Google’s navigation app Google Maps is getting a visual upgrade. The latest update for Google Maps focuses on improving the visual quality and details of the default layer, especially the nature in Google Maps. Google Maps has three types of map layers – Default, Satellite, and Terrain. Google said that it is now leveraging a new colour-mapping algorithmic technique to translate its existing high-definition satellite imagery into the base map. Behind-the secnes, Google leveraged computer vision to identify natural features and them assign them a colour.
“Exploring a place gives you a look at its natural features – so you can easily distinguish tan, arid beaches and deserts from blue lakes, rivers, oceans, and ravines. You can know at a glance how luch and green a place is with vegetation, and even see if there are snow caps on the peak of mountaintops,” Google said while announcing the update. As an example, Google Maps will be show a dense forest as dark green, but an area of patchy shrubs gets a lighter shade. This process has been applied to all 220 countries and territories and over 100 million square kilometres of land. Google is touting Maps as having “the most comprehensive views of natural features on any major map app.”

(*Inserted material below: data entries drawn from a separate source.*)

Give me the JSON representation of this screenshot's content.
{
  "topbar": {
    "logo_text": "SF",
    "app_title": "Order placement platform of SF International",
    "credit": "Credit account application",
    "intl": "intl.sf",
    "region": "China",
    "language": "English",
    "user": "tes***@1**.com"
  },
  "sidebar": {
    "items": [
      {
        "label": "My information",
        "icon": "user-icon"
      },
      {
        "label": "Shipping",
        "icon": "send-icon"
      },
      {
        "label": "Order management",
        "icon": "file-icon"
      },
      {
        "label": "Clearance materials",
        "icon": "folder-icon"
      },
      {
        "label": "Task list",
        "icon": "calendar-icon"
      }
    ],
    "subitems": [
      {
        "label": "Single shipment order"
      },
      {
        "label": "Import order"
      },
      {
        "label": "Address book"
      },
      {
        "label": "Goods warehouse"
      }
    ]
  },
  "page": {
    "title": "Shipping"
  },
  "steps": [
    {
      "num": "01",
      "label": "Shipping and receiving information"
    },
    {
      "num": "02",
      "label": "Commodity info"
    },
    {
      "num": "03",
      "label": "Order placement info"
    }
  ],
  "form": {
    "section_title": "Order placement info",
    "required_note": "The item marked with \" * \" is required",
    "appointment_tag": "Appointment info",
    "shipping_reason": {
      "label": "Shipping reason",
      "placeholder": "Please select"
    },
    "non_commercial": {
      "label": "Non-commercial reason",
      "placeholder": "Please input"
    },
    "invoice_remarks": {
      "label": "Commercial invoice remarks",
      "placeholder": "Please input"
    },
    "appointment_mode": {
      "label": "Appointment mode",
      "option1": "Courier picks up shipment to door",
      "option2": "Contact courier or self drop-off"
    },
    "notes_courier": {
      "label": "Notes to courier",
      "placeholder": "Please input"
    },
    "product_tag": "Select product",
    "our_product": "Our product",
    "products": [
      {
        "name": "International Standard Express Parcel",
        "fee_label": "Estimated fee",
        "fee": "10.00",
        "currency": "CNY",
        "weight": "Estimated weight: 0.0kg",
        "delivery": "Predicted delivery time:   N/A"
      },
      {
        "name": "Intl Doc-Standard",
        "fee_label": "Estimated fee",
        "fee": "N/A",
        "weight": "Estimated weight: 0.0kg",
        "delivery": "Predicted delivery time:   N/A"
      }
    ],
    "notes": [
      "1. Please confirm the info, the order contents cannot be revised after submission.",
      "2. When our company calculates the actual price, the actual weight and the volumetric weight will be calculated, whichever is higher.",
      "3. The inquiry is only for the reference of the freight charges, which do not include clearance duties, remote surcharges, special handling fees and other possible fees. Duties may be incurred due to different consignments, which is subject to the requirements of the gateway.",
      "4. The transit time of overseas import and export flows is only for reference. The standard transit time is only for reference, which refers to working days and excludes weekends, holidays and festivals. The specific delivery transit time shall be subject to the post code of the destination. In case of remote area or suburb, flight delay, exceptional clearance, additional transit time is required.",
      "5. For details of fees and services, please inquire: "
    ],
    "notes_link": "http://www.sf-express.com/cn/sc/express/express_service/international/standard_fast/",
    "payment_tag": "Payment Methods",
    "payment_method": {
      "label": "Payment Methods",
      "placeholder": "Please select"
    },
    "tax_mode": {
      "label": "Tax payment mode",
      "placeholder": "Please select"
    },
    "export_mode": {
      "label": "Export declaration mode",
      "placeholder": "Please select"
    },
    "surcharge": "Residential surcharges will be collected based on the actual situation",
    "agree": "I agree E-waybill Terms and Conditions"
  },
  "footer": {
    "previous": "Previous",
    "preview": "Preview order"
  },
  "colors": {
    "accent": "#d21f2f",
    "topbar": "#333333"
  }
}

Apart from nature, Google Maps will soon add a highly detailed street information that shows the accurate shape and width of a road to scale. “You can also see exactly where sidewalks, crosswalks, and pedestrian islands are located–crucial information if you have accessibility needs, like wheelchair or stroller requirements,” Google said. This new street view will appear in cities like London, New York, and San Francisco over the coming months and then expand to other cities.